▶ [Record extracts]
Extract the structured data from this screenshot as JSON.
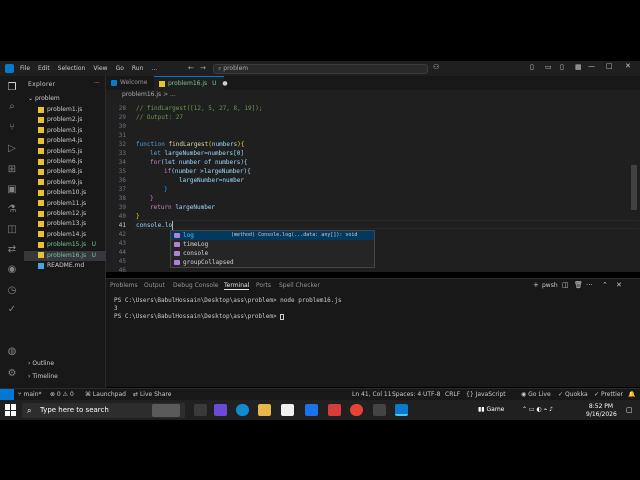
{
  "window": {
    "menu": [
      "File",
      "Edit",
      "Selection",
      "View",
      "Go",
      "Run",
      "..."
    ],
    "search_placeholder": "problem",
    "win_min": "—",
    "win_max": "□",
    "win_close": "✕"
  },
  "sidebar": {
    "title": "Explorer",
    "folder": "problem",
    "files": [
      {
        "name": "problem1.js"
      },
      {
        "name": "problem2.js"
      },
      {
        "name": "problem3.js"
      },
      {
        "name": "problem4.js"
      },
      {
        "name": "problem5.js"
      },
      {
        "name": "problem6.js"
      },
      {
        "name": "problem8.js"
      },
      {
        "name": "problem9.js"
      },
      {
        "name": "problem10.js"
      },
      {
        "name": "problem11.js"
      },
      {
        "name": "problem12.js"
      },
      {
        "name": "problem13.js"
      },
      {
        "name": "problem14.js"
      },
      {
        "name": "problem15.js",
        "badge": "U"
      },
      {
        "name": "problem16.js",
        "badge": "U"
      },
      {
        "name": "README.md"
      }
    ],
    "outline": "Outline",
    "timeline": "Timeline"
  },
  "tabs": {
    "welcome": "Welcome",
    "active": "problem16.js",
    "active_badge": "U"
  },
  "breadcrumbs": "problem16.js > ...",
  "editor": {
    "line_numbers": [
      "28",
      "29",
      "30",
      "31",
      "32",
      "33",
      "34",
      "35",
      "36",
      "37",
      "38",
      "39",
      "40",
      "41",
      "42",
      "43",
      "44",
      "45",
      "46"
    ],
    "lines": {
      "l28": "// findLargest([12, 5, 27, 8, 19]);",
      "l29": "// Output: 27",
      "l32_kw": "function",
      "l32_fn": "findLargest",
      "l32_p": "numbers",
      "l33_kw": "let",
      "l33_rest": "largeNumber=numbers[0]",
      "l34_kw": "for",
      "l34_rest": "(let number of numbers){",
      "l35_kw": "if",
      "l35_rest": "(number >largeNumber){",
      "l36": "largeNumber=number",
      "l37": "}",
      "l38": "}",
      "l39_kw": "return",
      "l39_rest": "largeNumber",
      "l40": "}",
      "l41": "console.lo"
    },
    "suggestions": [
      {
        "label": "log",
        "detail": "(method) Console.log(...data: any[]): void"
      },
      {
        "label": "timeLog",
        "detail": ""
      },
      {
        "label": "console",
        "detail": ""
      },
      {
        "label": "groupCollapsed",
        "detail": ""
      }
    ]
  },
  "panel": {
    "tabs": [
      "Problems",
      "Output",
      "Debug Console",
      "Terminal",
      "Ports",
      "Spell Checker"
    ],
    "active_tab": "Terminal",
    "shell_label": "pwsh",
    "lines": [
      "PS C:\\Users\\BabulHossain\\Desktop\\ass\\problem> node problem16.js",
      "3",
      "PS C:\\Users\\BabulHossain\\Desktop\\ass\\problem> "
    ]
  },
  "statusbar": {
    "branch": "main*",
    "errors": "⊗ 0 ⚠ 0",
    "launchpad": "Launchpad",
    "liveshare": "Live Share",
    "position": "Ln 41, Col 11",
    "spaces": "Spaces: 4",
    "encoding": "UTF-8",
    "eol": "CRLF",
    "language": "JavaScript",
    "golive": "Go Live",
    "quokka": "Quokka",
    "prettier": "Prettier"
  },
  "taskbar": {
    "search_placeholder": "Type here to search",
    "game": "Game",
    "time": "8:52 PM",
    "date": "9/16/2026"
  },
  "colors": {
    "accent": "#0078d4",
    "editor_bg": "#1f1f1f",
    "untracked": "#73c991"
  }
}
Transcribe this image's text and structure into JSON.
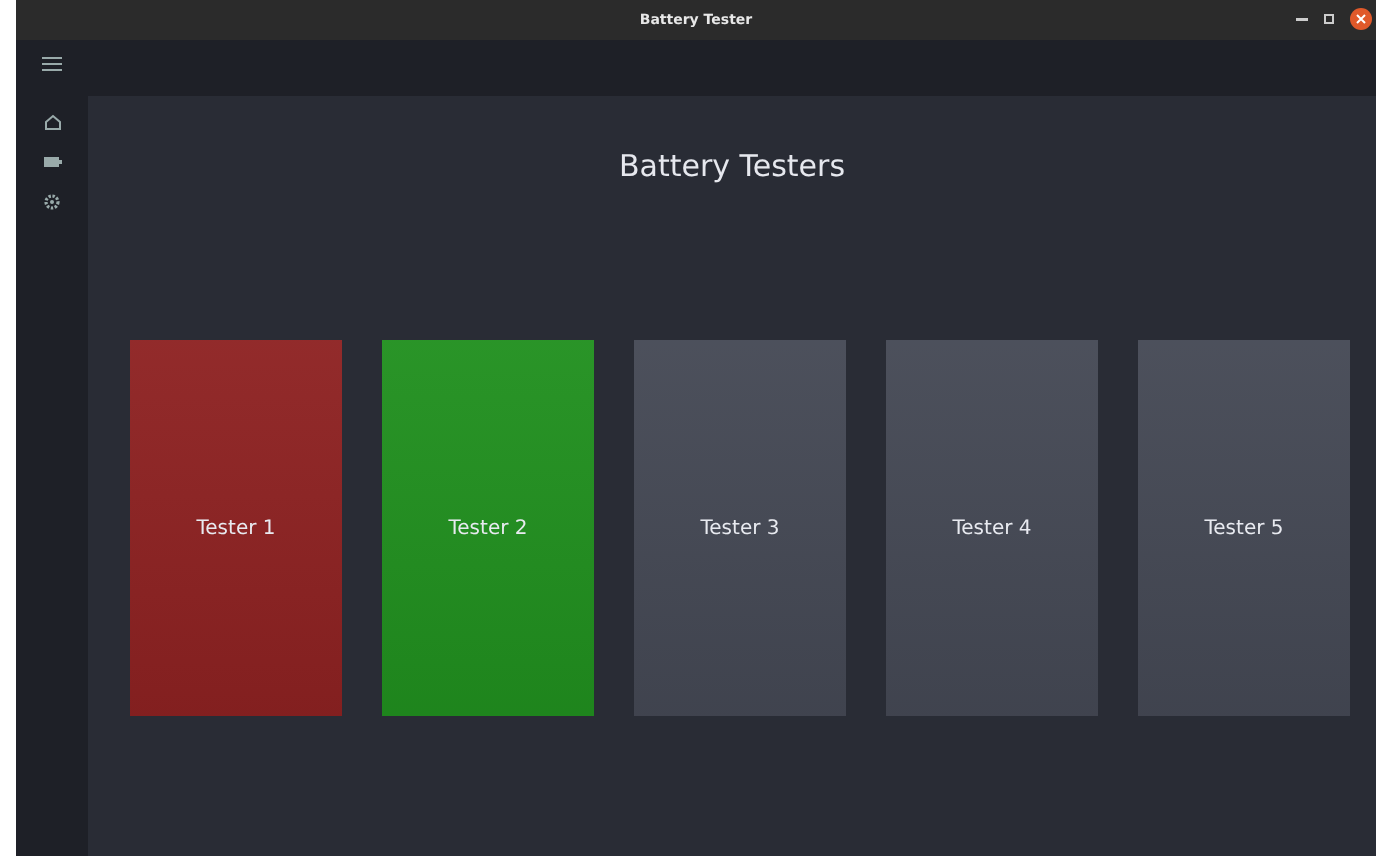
{
  "window": {
    "title": "Battery Tester"
  },
  "page": {
    "heading": "Battery Testers"
  },
  "testers": [
    {
      "label": "Tester 1",
      "color": "#8e2222"
    },
    {
      "label": "Tester 2",
      "color": "#21901f"
    },
    {
      "label": "Tester 3",
      "color": "#454955"
    },
    {
      "label": "Tester 4",
      "color": "#454955"
    },
    {
      "label": "Tester 5",
      "color": "#454955"
    }
  ]
}
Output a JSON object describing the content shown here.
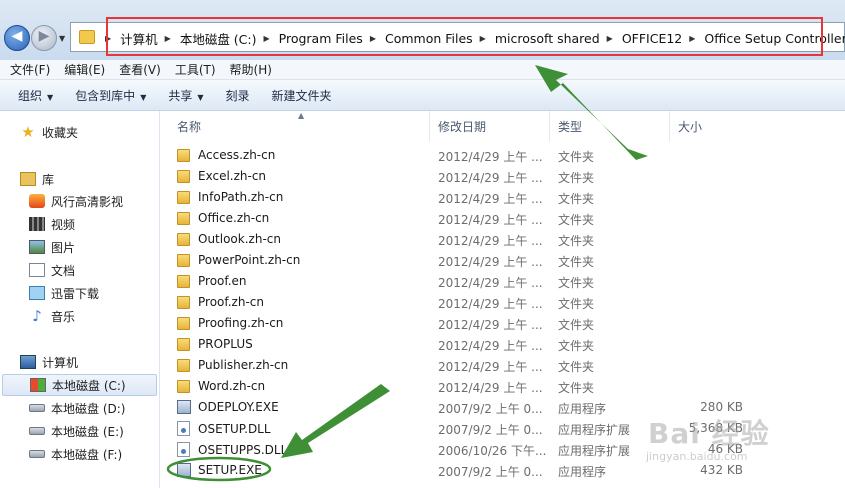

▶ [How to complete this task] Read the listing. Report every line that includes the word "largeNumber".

▶ [Reply]
      "l33_rest": "largeNumber=numbers[0]",
      "l35_rest": "(number >largeNumber){",
      "l36": "largeNumber=number",
      "l39_rest": "largeNumber",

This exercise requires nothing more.